### Data for review

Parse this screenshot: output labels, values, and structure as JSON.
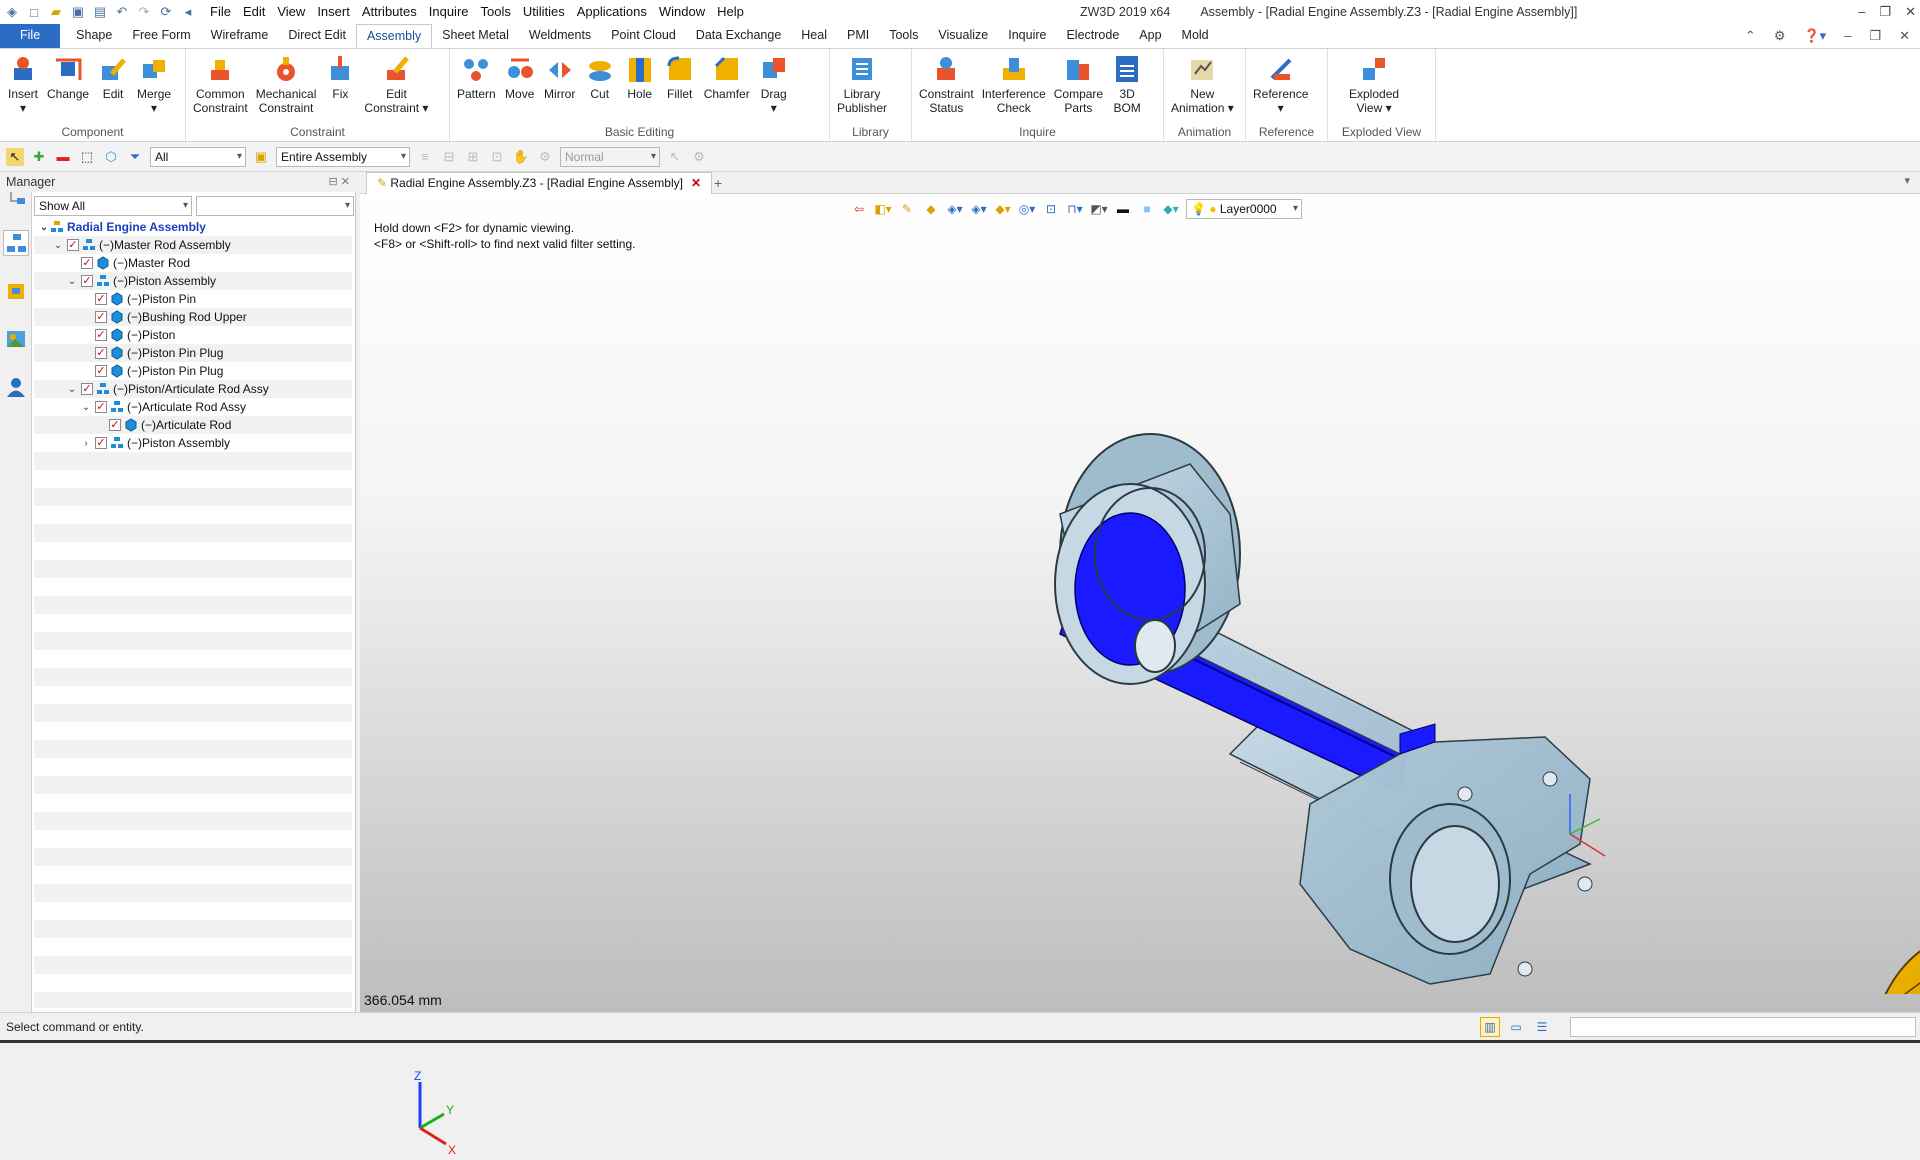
{
  "titlebar": {
    "app": "ZW3D 2019  x64",
    "doc_title": "Assembly - [Radial Engine Assembly.Z3 - [Radial Engine Assembly]]",
    "menus": [
      "File",
      "Edit",
      "View",
      "Insert",
      "Attributes",
      "Inquire",
      "Tools",
      "Utilities",
      "Applications",
      "Window",
      "Help"
    ]
  },
  "ribbon_tabs": [
    "File",
    "Shape",
    "Free Form",
    "Wireframe",
    "Direct Edit",
    "Assembly",
    "Sheet Metal",
    "Weldments",
    "Point Cloud",
    "Data Exchange",
    "Heal",
    "PMI",
    "Tools",
    "Visualize",
    "Inquire",
    "Electrode",
    "App",
    "Mold"
  ],
  "active_tab": "Assembly",
  "ribbon": {
    "component": {
      "name": "Component",
      "buttons": [
        "Insert",
        "Change",
        "Edit",
        "Merge"
      ]
    },
    "constraint": {
      "name": "Constraint",
      "buttons": [
        "Common\nConstraint",
        "Mechanical\nConstraint",
        "Fix",
        "Edit\nConstraint ▾"
      ]
    },
    "basic_editing": {
      "name": "Basic Editing",
      "buttons": [
        "Pattern",
        "Move",
        "Mirror",
        "Cut",
        "Hole",
        "Fillet",
        "Chamfer",
        "Drag"
      ]
    },
    "library": {
      "name": "Library",
      "buttons": [
        "Library\nPublisher"
      ]
    },
    "inquire": {
      "name": "Inquire",
      "buttons": [
        "Constraint\nStatus",
        "Interference\nCheck",
        "Compare\nParts",
        "3D\nBOM"
      ]
    },
    "animation": {
      "name": "Animation",
      "buttons": [
        "New\nAnimation ▾"
      ]
    },
    "reference": {
      "name": "Reference",
      "buttons": [
        "Reference"
      ]
    },
    "exploded": {
      "name": "Exploded View",
      "buttons": [
        "Exploded\nView  ▾"
      ]
    }
  },
  "filterbar": {
    "filter": "All",
    "scope": "Entire Assembly",
    "mode": "Normal"
  },
  "manager": {
    "title": "Manager",
    "show": "Show All",
    "tree": [
      {
        "label": "Radial Engine Assembly",
        "level": 0,
        "exp": "⌄",
        "checked": false,
        "icon": "assembly",
        "root": true
      },
      {
        "label": "(−)Master Rod Assembly",
        "level": 1,
        "exp": "⌄",
        "checked": true,
        "icon": "subassembly"
      },
      {
        "label": "(−)Master Rod",
        "level": 2,
        "exp": "",
        "checked": true,
        "icon": "part"
      },
      {
        "label": "(−)Piston Assembly",
        "level": 2,
        "exp": "⌄",
        "checked": true,
        "icon": "subassembly"
      },
      {
        "label": "(−)Piston Pin",
        "level": 3,
        "exp": "",
        "checked": true,
        "icon": "part"
      },
      {
        "label": "(−)Bushing Rod Upper",
        "level": 3,
        "exp": "",
        "checked": true,
        "icon": "part"
      },
      {
        "label": "(−)Piston",
        "level": 3,
        "exp": "",
        "checked": true,
        "icon": "part"
      },
      {
        "label": "(−)Piston Pin Plug",
        "level": 3,
        "exp": "",
        "checked": true,
        "icon": "part"
      },
      {
        "label": "(−)Piston Pin Plug",
        "level": 3,
        "exp": "",
        "checked": true,
        "icon": "part"
      },
      {
        "label": "(−)Piston/Articulate Rod Assy",
        "level": 2,
        "exp": "⌄",
        "checked": true,
        "icon": "subassembly"
      },
      {
        "label": "(−)Articulate Rod Assy",
        "level": 3,
        "exp": "⌄",
        "checked": true,
        "icon": "subassembly"
      },
      {
        "label": "(−)Articulate Rod",
        "level": 4,
        "exp": "",
        "checked": true,
        "icon": "part"
      },
      {
        "label": "(−)Piston Assembly",
        "level": 3,
        "exp": "›",
        "checked": true,
        "icon": "subassembly"
      }
    ]
  },
  "document": {
    "tab": "Radial Engine Assembly.Z3 - [Radial Engine Assembly]",
    "layer": "Layer0000",
    "hint1": "Hold down <F2> for dynamic viewing.",
    "hint2": "<F8> or <Shift-roll> to find next valid filter setting.",
    "scale": "366.054 mm",
    "axes": {
      "x": "X",
      "y": "Y",
      "z": "Z"
    }
  },
  "status": {
    "text": "Select command or entity."
  },
  "colors": {
    "accent": "#2b6cc4",
    "rod_highlight": "#1a1aff",
    "part_gray": "#a9c4d6",
    "piston_gold": "#e0a100"
  }
}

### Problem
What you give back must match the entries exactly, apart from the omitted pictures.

### Solution to the problem
Parse this screenshot: output labels, values, and structure as JSON.
{
  "titlebar": {
    "app": "ZW3D 2019  x64",
    "doc_title": "Assembly - [Radial Engine Assembly.Z3 - [Radial Engine Assembly]]",
    "menus": [
      "File",
      "Edit",
      "View",
      "Insert",
      "Attributes",
      "Inquire",
      "Tools",
      "Utilities",
      "Applications",
      "Window",
      "Help"
    ]
  },
  "ribbon_tabs": [
    "File",
    "Shape",
    "Free Form",
    "Wireframe",
    "Direct Edit",
    "Assembly",
    "Sheet Metal",
    "Weldments",
    "Point Cloud",
    "Data Exchange",
    "Heal",
    "PMI",
    "Tools",
    "Visualize",
    "Inquire",
    "Electrode",
    "App",
    "Mold"
  ],
  "active_tab": "Assembly",
  "ribbon": {
    "component": {
      "name": "Component",
      "buttons": [
        "Insert",
        "Change",
        "Edit",
        "Merge"
      ]
    },
    "constraint": {
      "name": "Constraint",
      "buttons": [
        "Common\nConstraint",
        "Mechanical\nConstraint",
        "Fix",
        "Edit\nConstraint ▾"
      ]
    },
    "basic_editing": {
      "name": "Basic Editing",
      "buttons": [
        "Pattern",
        "Move",
        "Mirror",
        "Cut",
        "Hole",
        "Fillet",
        "Chamfer",
        "Drag"
      ]
    },
    "library": {
      "name": "Library",
      "buttons": [
        "Library\nPublisher"
      ]
    },
    "inquire": {
      "name": "Inquire",
      "buttons": [
        "Constraint\nStatus",
        "Interference\nCheck",
        "Compare\nParts",
        "3D\nBOM"
      ]
    },
    "animation": {
      "name": "Animation",
      "buttons": [
        "New\nAnimation ▾"
      ]
    },
    "reference": {
      "name": "Reference",
      "buttons": [
        "Reference"
      ]
    },
    "exploded": {
      "name": "Exploded View",
      "buttons": [
        "Exploded\nView  ▾"
      ]
    }
  },
  "filterbar": {
    "filter": "All",
    "scope": "Entire Assembly",
    "mode": "Normal"
  },
  "manager": {
    "title": "Manager",
    "show": "Show All",
    "tree": [
      {
        "label": "Radial Engine Assembly",
        "level": 0,
        "exp": "⌄",
        "checked": false,
        "icon": "assembly",
        "root": true
      },
      {
        "label": "(−)Master Rod Assembly",
        "level": 1,
        "exp": "⌄",
        "checked": true,
        "icon": "subassembly"
      },
      {
        "label": "(−)Master Rod",
        "level": 2,
        "exp": "",
        "checked": true,
        "icon": "part"
      },
      {
        "label": "(−)Piston Assembly",
        "level": 2,
        "exp": "⌄",
        "checked": true,
        "icon": "subassembly"
      },
      {
        "label": "(−)Piston Pin",
        "level": 3,
        "exp": "",
        "checked": true,
        "icon": "part"
      },
      {
        "label": "(−)Bushing Rod Upper",
        "level": 3,
        "exp": "",
        "checked": true,
        "icon": "part"
      },
      {
        "label": "(−)Piston",
        "level": 3,
        "exp": "",
        "checked": true,
        "icon": "part"
      },
      {
        "label": "(−)Piston Pin Plug",
        "level": 3,
        "exp": "",
        "checked": true,
        "icon": "part"
      },
      {
        "label": "(−)Piston Pin Plug",
        "level": 3,
        "exp": "",
        "checked": true,
        "icon": "part"
      },
      {
        "label": "(−)Piston/Articulate Rod Assy",
        "level": 2,
        "exp": "⌄",
        "checked": true,
        "icon": "subassembly"
      },
      {
        "label": "(−)Articulate Rod Assy",
        "level": 3,
        "exp": "⌄",
        "checked": true,
        "icon": "subassembly"
      },
      {
        "label": "(−)Articulate Rod",
        "level": 4,
        "exp": "",
        "checked": true,
        "icon": "part"
      },
      {
        "label": "(−)Piston Assembly",
        "level": 3,
        "exp": "›",
        "checked": true,
        "icon": "subassembly"
      }
    ]
  },
  "document": {
    "tab": "Radial Engine Assembly.Z3 - [Radial Engine Assembly]",
    "layer": "Layer0000",
    "hint1": "Hold down <F2> for dynamic viewing.",
    "hint2": "<F8> or <Shift-roll> to find next valid filter setting.",
    "scale": "366.054 mm",
    "axes": {
      "x": "X",
      "y": "Y",
      "z": "Z"
    }
  },
  "status": {
    "text": "Select command or entity."
  },
  "colors": {
    "accent": "#2b6cc4",
    "rod_highlight": "#1a1aff",
    "part_gray": "#a9c4d6",
    "piston_gold": "#e0a100"
  }
}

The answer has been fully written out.